Stephen J. Lee of the Grand Forks Herald has done a pretty solid job of reconstructing the events of a Saturday September 15th party that led to multiple cases of alcohol poisoning among freshmen hockey players on the North Dakota hockey team, and caused the suspension of seven different players for their connection to the party.
Around 8pm the evening of the incident, a resident assistant at UND's Walsh noticed a group of intoxicated hockey players, unable to walk on their own, being carried to their rooms by teammates. Despite being told that the situation was "taken care of" by the players carrying their incoherent teammates, the RA phoned 911 for assistance.
The state the responding officer found the four freshmen hockey players in was not a pretty one:
Gothberg, who had a strong odor of alcohol, was passed out face down on the floor and Chyzyk was lying on the futon.
Sevigny shook Gothberg, and he responded, but Chyzyk did not, even though she "shook him, tapped his face and spoke to him," Sevigny said.
He had vomit on the front of his shirt.
"While I was trying to wake Chyzyk, someone mentioned that he had taken a lot of shots that night," she said. "I then used a pressure point behind his right ear, Chyzyk started to move and I asked Chyzyk to speak with me. Chyzyk then mumbled he’s sleeping and swung his arm at me."
He finally sat up and told Sevigny he was fine but had "consumed about a half bottle of straight vodka," she said.
Altru paramedics showed up, checked Gothberg and determined he "would be fine to stay in his room," she said.
Chyzyk needed someone to watch him all night, the paramedics said, and his girlfriend told them she would keep an eye on both Chyzyk and Gothberg.
Caggiula meanwhile, was taken to Altru Hospital for possible alcohol poisoning, Sevigny said.
Garfield then told Sevigny they still were missing one of the freshmen carried into the dorm, Jordan Schmaltz, who apparently wasn’t in his room, 102B, where Chyzyk and Gothberg were found. After looking elsewhere, police learned Schmaltz had locked himself in the bathroom in 102B while Sevigny and paramedics were checking on Gothberg and Chyzyk.
Sevigny said by now she found Schmaltz passed out in his bed. She shook him, tried to wake him, but "Schmaltz had his eyes partially open and was unable to answer my questions."
Paramedics checked him out.
In slurred speech, he declined to go to Altru. A paramedic said he needed someone watching him overnight, and Chyzyk’s girlfriend said she could do it, since she was going to be watching the other two players in the same room.

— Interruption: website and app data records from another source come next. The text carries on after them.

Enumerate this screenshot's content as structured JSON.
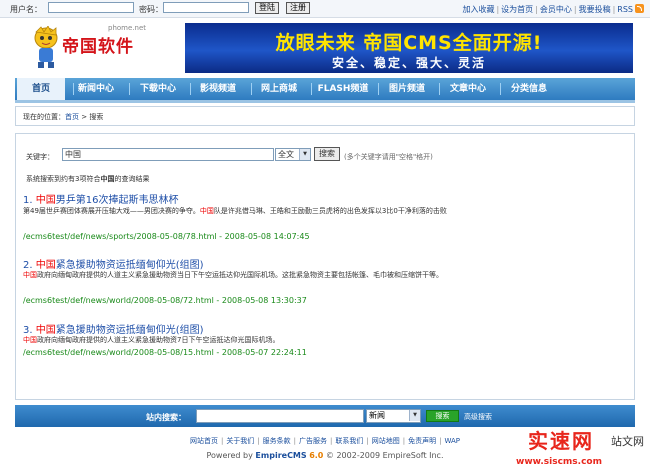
{
  "topbar": {
    "username_label": "用户名：",
    "password_label": "密码：",
    "login_button": "登陆",
    "register_button": "注册",
    "links": [
      "加入收藏",
      "设为首页",
      "会员中心",
      "我要投稿",
      "RSS"
    ]
  },
  "header": {
    "logo_text": "帝国软件",
    "logo_domain": "phome.net",
    "banner_title": "放眼未来 帝国CMS全面开源!",
    "banner_subtitle": "安全、稳定、强大、灵活"
  },
  "nav": {
    "items": [
      "首页",
      "新闻中心",
      "下载中心",
      "影视频道",
      "网上商城",
      "FLASH频道",
      "图片频道",
      "文章中心",
      "分类信息"
    ]
  },
  "breadcrumb": {
    "prefix": "现在的位置：",
    "home": "首页",
    "sep": " > ",
    "current": "搜索"
  },
  "search": {
    "keyword_label": "关键字：",
    "keyword_value": "中国",
    "scope_value": "全文",
    "button": "搜索",
    "tip": "(多个关键字请用\"空格\"格开)",
    "summary_prefix": "系统搜索到约有3项符合",
    "summary_keyword": "中国",
    "summary_suffix": "的查询结果"
  },
  "results": [
    {
      "num": "1.",
      "hl": "中国",
      "title_rest": "男乒第16次捧起斯韦思林杯",
      "desc_pre": "第49届世乒赛团体赛展开压轴大戏——男团决赛的争夺。",
      "desc_hl": "中国",
      "desc_rest": "队是许兆借马琳、王皓和王励勤三员虎将的出色发挥以3比0干净利落的击败",
      "url": "/ecms6test/def/news/sports/2008-05-08/78.html",
      "date": " - 2008-05-08 14:07:45"
    },
    {
      "num": "2.",
      "hl": "中国",
      "title_rest": "紧急援助物资运抵缅甸仰光(组图)",
      "desc_pre": "",
      "desc_hl": "中国",
      "desc_rest": "政府向缅甸政府提供的人道主义紧急援助物资当日下午空运抵达仰光国际机场。这批紧急物资主要包括帐篷、毛巾被和压缩饼干等。",
      "url": "/ecms6test/def/news/world/2008-05-08/72.html",
      "date": " - 2008-05-08 13:30:37"
    },
    {
      "num": "3.",
      "hl": "中国",
      "title_rest": "紧急援助物资运抵缅甸仰光(组图)",
      "desc_pre": "",
      "desc_hl": "中国",
      "desc_rest": "政府向缅甸政府提供的人道主义紧急援助物资7日下午空运抵达仰光国际机场。",
      "url": "/ecms6test/def/news/world/2008-05-08/15.html",
      "date": " - 2008-05-07 22:24:11"
    }
  ],
  "footer": {
    "search_label": "站内搜索：",
    "select_value": "新闻",
    "search_button": "搜索",
    "advanced": "高级搜索",
    "links": [
      "网站首页",
      "关于我们",
      "服务条款",
      "广告服务",
      "联系我们",
      "网站地图",
      "免责声明",
      "WAP"
    ],
    "powered_prefix": "Powered by ",
    "powered_brand": "EmpireCMS",
    "powered_version": "6.0",
    "powered_suffix": " © 2002-2009 EmpireSoft Inc."
  },
  "watermark": {
    "big": "实速网",
    "small": "站文网",
    "url": "www.siscms.com"
  },
  "colors": {
    "nav_blue": "#2e7bc0",
    "highlight_red": "#e00000",
    "url_green": "#1a8a1a",
    "link_blue": "#1a4e9c"
  }
}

It goes without saying that drinking to the point of that condition comes with dangerously high risks. All four are tremendously talented hockey players, with Gothberg and Schmaltz being very high NHL draft picks, and that was put in very serious jeopardy on September 15th. Also, for their troubles, all four players will appear in court on October 30th to face underage drinking charges.
Junior defenseman Derek Forbort claimed what happened wasn't part of a team initiation. But the fact that it was four new members of the team, in the state they were in, that early in the evening highly suggests that their drinking was far more organized than a casual social gathering that got slightly out of hand.
North Dakota is a state that has hazing laws on the books. Here is the official law:
North Dakota Code > Title 12.1 > Chapter 12.1-17 > § 12.1-17-10 - Hazing - Penalty
Current as of: 2009
A person is guilty of an offense when, in the course of another person's initiation into or affiliation with any organization, the person willfully engages in conduct that creates a substantial risk of physical injury to that other person or a third person. As used in this section, "conduct" means any treatment or forced physical activity that is likely to adversely affect the physical health or safety of that other person or a third person, or which subjects that other person or third person to extreme mental stress, and may include extended deprivation of sleep or rest or extended isolation, whipping, beating, branding, forced calisthenics, overexposure to the weather, and forced consumption of any food, liquor, beverage, drug, or other substance. The offense is a class A misdemeanor if the actor's conduct causes physical injury, otherwise the offense is a class B misdemeanor.
The key phrases in there would seem to be "substantial risk of physical injury" and "forced consumption of...liquor" The Grand Forks Herald story makes it pretty hard to argue either of those two points.
So far, we've seen seven players receive single game suspensions, but with the recent revelations in this story, it seems unlikely that this matter is closed.